== Segment start ==

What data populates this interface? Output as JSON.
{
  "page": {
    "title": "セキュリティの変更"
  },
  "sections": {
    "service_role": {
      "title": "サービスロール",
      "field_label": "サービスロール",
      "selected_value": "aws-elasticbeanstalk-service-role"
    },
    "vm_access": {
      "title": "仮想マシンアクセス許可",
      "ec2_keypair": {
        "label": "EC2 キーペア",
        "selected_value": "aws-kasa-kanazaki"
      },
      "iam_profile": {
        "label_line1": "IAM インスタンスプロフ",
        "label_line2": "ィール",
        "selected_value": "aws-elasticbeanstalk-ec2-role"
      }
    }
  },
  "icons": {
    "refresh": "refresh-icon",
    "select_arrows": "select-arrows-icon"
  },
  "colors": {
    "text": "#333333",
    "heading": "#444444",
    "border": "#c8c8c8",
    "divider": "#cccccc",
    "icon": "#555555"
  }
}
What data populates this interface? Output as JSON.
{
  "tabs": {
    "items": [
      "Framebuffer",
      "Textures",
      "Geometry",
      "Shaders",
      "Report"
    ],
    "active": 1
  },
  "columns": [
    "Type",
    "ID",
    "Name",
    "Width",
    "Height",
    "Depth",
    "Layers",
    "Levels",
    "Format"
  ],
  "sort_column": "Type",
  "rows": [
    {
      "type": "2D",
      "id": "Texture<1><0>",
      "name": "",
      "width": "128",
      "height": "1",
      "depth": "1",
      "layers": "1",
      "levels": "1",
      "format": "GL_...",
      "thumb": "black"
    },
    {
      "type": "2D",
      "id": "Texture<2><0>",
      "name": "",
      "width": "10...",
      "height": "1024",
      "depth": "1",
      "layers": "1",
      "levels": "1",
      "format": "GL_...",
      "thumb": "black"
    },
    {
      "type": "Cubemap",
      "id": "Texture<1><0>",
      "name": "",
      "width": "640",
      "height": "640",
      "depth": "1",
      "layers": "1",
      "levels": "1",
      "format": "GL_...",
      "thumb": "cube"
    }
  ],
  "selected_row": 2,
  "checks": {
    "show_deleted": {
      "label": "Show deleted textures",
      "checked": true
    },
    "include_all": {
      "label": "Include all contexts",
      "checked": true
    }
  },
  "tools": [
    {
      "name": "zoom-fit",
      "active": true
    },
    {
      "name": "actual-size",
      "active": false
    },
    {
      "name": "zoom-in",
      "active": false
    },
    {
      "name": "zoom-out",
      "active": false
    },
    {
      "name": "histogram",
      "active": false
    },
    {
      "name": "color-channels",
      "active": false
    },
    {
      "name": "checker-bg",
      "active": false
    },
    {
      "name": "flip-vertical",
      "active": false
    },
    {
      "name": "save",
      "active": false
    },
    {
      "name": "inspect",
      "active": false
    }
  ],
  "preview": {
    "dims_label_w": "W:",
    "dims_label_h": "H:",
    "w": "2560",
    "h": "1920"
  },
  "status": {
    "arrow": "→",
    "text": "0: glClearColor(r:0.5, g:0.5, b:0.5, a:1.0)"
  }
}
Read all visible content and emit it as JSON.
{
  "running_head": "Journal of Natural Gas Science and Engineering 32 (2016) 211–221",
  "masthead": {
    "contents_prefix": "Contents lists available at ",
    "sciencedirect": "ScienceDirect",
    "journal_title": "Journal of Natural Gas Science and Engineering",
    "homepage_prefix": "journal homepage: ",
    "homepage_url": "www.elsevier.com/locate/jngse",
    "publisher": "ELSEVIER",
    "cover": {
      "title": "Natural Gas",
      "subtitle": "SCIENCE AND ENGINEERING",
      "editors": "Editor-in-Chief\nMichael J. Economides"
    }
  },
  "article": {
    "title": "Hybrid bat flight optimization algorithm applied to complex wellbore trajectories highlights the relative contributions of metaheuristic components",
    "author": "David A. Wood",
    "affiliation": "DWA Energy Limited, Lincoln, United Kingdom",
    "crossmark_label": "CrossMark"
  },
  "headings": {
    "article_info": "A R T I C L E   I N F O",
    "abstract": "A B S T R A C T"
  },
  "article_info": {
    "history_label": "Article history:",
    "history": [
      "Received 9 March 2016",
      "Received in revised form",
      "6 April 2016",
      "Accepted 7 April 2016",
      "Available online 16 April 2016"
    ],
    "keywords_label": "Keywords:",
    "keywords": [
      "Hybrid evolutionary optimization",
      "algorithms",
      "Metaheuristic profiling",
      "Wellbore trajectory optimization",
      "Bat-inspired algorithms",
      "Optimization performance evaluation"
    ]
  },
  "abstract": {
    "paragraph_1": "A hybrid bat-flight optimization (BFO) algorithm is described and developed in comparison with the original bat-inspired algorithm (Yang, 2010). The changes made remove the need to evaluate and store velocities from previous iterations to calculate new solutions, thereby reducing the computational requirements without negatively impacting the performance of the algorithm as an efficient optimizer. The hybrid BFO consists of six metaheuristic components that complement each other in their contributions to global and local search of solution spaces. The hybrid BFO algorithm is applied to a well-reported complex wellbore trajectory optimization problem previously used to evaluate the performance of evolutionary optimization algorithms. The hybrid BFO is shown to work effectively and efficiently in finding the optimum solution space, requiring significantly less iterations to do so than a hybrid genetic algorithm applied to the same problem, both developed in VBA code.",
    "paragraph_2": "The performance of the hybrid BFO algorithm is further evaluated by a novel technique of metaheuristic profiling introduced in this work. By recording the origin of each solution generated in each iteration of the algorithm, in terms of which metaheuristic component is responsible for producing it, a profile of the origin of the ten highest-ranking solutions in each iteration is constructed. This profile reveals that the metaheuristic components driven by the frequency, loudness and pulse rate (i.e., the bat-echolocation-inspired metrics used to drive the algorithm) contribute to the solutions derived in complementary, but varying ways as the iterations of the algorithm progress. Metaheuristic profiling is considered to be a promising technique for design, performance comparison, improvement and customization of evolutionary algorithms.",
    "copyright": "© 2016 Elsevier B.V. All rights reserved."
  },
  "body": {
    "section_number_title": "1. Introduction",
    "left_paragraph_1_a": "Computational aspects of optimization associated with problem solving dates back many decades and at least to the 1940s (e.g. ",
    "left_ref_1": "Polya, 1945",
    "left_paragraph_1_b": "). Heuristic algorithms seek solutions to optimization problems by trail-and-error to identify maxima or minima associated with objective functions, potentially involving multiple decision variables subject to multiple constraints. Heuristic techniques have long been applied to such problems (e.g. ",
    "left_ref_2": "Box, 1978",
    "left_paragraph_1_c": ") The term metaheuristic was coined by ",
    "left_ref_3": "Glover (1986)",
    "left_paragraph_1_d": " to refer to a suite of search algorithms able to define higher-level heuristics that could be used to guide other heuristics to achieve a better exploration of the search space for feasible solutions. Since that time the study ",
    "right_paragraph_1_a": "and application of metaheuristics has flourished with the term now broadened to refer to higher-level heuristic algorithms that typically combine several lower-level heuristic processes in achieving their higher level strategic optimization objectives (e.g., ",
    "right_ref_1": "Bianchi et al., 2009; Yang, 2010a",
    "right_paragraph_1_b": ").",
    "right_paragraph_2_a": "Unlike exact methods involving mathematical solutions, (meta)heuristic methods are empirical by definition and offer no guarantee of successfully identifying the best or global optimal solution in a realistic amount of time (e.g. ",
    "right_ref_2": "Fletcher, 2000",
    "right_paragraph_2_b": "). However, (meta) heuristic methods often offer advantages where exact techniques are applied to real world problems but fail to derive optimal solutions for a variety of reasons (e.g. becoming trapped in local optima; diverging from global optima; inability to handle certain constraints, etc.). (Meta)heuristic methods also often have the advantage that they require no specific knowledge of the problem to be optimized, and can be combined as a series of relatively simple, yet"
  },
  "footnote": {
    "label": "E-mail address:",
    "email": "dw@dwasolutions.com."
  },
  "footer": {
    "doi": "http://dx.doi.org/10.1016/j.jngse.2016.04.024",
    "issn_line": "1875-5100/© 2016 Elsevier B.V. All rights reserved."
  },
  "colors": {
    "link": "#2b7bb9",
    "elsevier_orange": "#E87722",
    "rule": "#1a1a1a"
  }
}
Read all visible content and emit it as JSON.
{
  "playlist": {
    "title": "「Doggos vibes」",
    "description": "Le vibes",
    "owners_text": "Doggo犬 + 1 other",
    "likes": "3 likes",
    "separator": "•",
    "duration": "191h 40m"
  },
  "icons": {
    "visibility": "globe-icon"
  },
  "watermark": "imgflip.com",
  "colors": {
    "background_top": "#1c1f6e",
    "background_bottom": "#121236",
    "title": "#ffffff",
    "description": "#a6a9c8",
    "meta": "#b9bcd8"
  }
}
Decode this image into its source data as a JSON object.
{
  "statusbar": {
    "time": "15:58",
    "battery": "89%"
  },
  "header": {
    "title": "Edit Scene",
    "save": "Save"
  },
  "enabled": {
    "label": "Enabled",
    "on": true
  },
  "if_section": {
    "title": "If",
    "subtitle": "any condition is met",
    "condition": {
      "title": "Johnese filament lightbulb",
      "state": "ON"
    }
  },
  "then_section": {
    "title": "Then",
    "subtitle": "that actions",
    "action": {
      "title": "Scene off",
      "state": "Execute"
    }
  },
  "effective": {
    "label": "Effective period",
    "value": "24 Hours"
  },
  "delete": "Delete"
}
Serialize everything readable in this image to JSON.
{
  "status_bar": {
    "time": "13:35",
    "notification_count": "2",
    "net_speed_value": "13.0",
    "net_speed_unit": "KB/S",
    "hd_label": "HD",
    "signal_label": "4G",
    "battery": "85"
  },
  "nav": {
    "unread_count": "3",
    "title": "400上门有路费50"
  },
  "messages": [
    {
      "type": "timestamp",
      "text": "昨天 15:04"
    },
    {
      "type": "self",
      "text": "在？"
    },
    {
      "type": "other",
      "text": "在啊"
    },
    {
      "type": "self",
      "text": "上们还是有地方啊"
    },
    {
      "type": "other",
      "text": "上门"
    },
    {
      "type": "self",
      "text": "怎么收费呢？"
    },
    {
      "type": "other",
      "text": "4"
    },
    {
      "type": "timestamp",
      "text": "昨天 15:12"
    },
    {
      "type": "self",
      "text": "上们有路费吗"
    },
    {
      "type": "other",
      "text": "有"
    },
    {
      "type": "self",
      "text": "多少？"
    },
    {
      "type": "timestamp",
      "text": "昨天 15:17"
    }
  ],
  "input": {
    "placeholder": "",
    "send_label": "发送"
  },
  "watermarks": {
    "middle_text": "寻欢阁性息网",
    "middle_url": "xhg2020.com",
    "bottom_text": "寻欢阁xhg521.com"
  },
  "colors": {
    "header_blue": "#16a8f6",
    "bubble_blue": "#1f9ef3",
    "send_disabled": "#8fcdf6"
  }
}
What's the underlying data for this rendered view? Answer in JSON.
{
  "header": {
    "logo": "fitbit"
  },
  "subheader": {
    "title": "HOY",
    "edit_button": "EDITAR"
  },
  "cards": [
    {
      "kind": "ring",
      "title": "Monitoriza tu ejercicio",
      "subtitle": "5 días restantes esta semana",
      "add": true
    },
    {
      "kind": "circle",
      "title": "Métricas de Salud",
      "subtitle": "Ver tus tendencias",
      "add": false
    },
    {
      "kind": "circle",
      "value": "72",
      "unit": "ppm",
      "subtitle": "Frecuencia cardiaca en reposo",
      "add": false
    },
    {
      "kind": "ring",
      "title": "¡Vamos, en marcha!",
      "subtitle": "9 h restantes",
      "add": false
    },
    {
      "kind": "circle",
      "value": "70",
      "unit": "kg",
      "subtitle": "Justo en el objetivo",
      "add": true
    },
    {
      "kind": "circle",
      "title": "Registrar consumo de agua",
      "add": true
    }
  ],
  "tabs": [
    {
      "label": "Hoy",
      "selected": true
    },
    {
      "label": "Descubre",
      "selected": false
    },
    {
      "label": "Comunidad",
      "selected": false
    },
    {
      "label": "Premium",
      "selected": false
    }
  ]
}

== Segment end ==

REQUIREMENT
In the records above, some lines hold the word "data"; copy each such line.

ANSWER TO THIS EXERCISE
What data populates this interface? Output as JSON.
What data populates this interface? Output as JSON.
Decode this image into its source data as a JSON object.
What's the underlying data for this rendered view? Answer in JSON.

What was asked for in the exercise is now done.